Mon Power says plants are old and little used

While the March 12 detailed filing was under seal, the utilities did file an initial heads up report with the commission on March 9. Said that filing about the three targeted plants: “The Facilities have a capacity of 660 megawatts (‘MW’), and comprise about three percent of FirstEnergy’ s total regulated and competitive generation portfolio. Recently, the Facilities served mostly as peaking facilities; over the past three years, the Facilities have generated, on average, less than one percent of the electricity produced by FirstEnergy. The [Feb. 8 shutdown ]announcement followed FirstEnergy’s announcement in January 2012 that its competitive generation subsidiaries planned to deactivate six older, coal-fired power plants located in Ohio, Pennsylvania, and Maryland by September 1, 2012 (collectively for purposes of this Filing, the ‘Non-Regulated Facilities’).”

Prior to the announcement, Mon Power finished an extensive study of its older, unscrubbed regulated coal-fired units to evaluate the condition of those units and to determine the potential impact of changes in environmental regulations. It was determined that additional investments to implement EPA’s Mercury and Air Toxics Standards (MATS) and other environmental rules would make these plants even less likely to be dispatched into the PJM wholesale market. As a result, Mon Power decided to deactivate them by Sept. 1.

The March 9 filing described the power plants in question.
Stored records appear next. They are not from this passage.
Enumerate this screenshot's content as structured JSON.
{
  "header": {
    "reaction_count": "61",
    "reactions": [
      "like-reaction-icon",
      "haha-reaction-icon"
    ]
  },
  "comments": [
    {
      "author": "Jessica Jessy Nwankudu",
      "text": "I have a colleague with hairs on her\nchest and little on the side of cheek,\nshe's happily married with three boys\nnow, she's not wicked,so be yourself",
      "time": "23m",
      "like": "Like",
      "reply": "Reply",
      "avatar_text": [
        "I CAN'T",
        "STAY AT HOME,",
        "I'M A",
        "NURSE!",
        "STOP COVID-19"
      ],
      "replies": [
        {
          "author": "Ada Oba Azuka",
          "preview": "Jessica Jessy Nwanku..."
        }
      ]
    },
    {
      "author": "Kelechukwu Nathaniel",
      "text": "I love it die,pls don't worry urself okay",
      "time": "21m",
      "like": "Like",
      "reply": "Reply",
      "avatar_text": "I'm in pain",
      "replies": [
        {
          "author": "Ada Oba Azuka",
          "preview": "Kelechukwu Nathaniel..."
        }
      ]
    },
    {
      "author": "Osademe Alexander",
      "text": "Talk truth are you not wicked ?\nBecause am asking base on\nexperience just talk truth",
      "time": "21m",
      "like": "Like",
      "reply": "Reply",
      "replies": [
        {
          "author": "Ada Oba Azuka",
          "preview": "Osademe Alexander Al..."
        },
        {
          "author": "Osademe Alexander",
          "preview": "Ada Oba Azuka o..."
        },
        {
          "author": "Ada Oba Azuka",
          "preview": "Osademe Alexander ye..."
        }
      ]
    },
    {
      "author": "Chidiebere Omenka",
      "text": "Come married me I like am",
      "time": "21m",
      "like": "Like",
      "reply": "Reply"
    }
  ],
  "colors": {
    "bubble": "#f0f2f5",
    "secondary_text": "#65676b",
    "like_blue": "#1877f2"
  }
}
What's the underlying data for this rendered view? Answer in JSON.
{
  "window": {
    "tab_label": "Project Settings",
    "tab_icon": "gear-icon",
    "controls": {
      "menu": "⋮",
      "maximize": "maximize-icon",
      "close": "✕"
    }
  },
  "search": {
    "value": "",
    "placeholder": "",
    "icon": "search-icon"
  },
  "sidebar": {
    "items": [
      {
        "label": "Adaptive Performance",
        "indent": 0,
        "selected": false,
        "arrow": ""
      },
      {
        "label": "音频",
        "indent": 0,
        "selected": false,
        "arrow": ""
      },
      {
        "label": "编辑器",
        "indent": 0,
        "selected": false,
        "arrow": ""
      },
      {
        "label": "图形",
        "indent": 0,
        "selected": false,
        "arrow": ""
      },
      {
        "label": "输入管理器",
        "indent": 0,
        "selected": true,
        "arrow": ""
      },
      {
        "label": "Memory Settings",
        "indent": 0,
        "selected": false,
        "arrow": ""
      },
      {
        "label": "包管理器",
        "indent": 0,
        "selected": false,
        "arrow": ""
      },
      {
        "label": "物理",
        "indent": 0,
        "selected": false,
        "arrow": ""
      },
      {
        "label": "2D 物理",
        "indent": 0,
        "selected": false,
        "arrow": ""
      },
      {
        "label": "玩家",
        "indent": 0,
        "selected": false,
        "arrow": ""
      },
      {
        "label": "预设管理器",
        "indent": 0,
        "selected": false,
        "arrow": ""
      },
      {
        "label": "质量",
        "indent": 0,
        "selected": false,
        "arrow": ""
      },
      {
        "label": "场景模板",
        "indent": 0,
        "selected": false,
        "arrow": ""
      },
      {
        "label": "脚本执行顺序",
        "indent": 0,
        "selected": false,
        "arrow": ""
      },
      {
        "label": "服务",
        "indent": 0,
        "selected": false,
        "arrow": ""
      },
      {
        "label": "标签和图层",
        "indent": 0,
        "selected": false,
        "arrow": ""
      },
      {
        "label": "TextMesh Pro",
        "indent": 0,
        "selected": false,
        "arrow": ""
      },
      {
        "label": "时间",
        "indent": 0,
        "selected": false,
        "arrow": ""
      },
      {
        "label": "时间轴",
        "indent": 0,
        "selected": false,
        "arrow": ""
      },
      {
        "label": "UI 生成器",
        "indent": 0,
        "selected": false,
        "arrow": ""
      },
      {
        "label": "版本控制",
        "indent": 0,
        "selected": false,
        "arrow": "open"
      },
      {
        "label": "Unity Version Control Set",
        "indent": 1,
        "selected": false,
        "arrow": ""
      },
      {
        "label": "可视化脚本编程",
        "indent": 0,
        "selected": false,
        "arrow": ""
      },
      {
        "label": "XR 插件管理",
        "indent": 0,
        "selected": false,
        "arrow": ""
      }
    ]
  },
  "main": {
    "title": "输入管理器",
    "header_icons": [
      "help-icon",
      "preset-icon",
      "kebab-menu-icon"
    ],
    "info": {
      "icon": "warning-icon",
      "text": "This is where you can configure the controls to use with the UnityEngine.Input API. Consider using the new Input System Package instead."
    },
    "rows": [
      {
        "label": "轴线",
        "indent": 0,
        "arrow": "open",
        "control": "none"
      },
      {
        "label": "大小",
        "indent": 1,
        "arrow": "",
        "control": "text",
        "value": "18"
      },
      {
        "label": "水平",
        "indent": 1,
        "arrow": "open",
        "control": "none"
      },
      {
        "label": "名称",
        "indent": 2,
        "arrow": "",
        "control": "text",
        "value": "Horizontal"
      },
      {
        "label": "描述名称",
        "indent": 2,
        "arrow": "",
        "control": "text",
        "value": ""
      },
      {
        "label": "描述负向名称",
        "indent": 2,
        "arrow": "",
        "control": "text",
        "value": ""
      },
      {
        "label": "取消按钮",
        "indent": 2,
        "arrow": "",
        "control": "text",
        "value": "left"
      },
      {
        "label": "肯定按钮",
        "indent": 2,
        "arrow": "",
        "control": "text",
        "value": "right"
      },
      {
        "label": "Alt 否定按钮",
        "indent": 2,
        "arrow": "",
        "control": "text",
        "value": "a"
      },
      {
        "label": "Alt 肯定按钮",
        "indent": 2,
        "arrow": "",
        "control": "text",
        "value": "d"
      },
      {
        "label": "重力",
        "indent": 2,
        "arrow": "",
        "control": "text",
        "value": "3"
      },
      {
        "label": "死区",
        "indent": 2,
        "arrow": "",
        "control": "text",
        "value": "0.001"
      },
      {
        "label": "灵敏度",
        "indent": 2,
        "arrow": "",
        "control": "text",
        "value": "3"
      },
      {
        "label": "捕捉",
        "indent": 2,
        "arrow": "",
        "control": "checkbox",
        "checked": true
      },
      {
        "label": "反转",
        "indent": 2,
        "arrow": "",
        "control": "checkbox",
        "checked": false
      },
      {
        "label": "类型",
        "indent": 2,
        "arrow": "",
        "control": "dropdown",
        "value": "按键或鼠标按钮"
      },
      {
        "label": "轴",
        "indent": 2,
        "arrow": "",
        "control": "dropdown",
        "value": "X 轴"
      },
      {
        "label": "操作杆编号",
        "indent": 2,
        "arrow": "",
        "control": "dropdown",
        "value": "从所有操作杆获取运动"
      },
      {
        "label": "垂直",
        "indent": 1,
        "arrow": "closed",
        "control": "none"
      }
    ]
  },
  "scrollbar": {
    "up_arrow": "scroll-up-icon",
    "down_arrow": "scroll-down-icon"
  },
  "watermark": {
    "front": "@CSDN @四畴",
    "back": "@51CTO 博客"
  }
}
  • Albright – is a subcritical coal power plant located in Preston County, and was built in 1952. It has a generating capacity of 292 MW and is 100% owned by Mon Power. All three units are equipped with low NOx burners. None of the units is equipped with SO2 controls. Each of the units uses an ESP (electrostatic precipitator) to control particulate matter, and each is equipped with a cooling tower.
  • Rivesville – is a subcritical, two-unit plant located in Marion County, and was built in 1919. It has a capacity of 121 MW and is 100% owned by Mon Power. Neither unit has NOx or SO2 controls. Each of the units has an ESP. Neither unit has cooling towers.
  • Willow Island – is a two-unit subcritical plant located in Pleasants County, and was built in 1949. It has capacity of 243 MW and is 100% owned by Mon Power. Both units use over fired air (OFA) for NOx control. Neither unit has SO2 controls. Each of the units uses an ESP to control particulates. Neither unit has cooling towers.

“The facilities are quite inefficient as compared with the supercritical facilities in which Mon Power has a full or partial ownership interest, and are particularly inefficient as compared with new baseload generation technologies,” said the March 9 filing. “The heat rates for the facilities range from 11,400 btu/kwh to over 15,000 btu/kwh. By comparison, heat rates for Mon Power’s supercritical stations are typically at or below 10,000 btukwh. New ultra-supercritical coal units would be expected to have heat rates of below 9,000 btukwh, and new natural gas combined cycle units would be expected to have heat rates in the range of 7,000 btdkwh.”

As of March 8, the aggregate year-to-date capacity factor for the three plants was 2.3%. However, the 2012 year-to-date generation is not based on dispatch economics. Albright’s generation has been for station heat, and Willow Island has only been dispatched on a limited basis for short-term congestion relief. Rivesville had not yet been dispatched in 2012. In all cases, 2012 generation at the facilities was uneconomic from a market perspective. These low capacity factors are expected to hover around 1% for 2013 and 2014 if the plants aren’t deactivated, as planned.

About Barry Cassell 20414 Articles
Barry Cassell is Chief Analyst for GenerationHub covering coal and emission controls issues, projects and policy. He has covered the coal and power generation industry for more than 24 years, beginning in November 2011 at GenerationHub and prior to that as editor of SNL Energy’s Coal Report. He was formerly with Coal Outlook for 15 years as the publication’s editor and contributing writer, and prior to that he was editor of Coal & Synfuels Technology and associate editor of The Energy Report. He has a bachelor’s degree from Central Michigan University.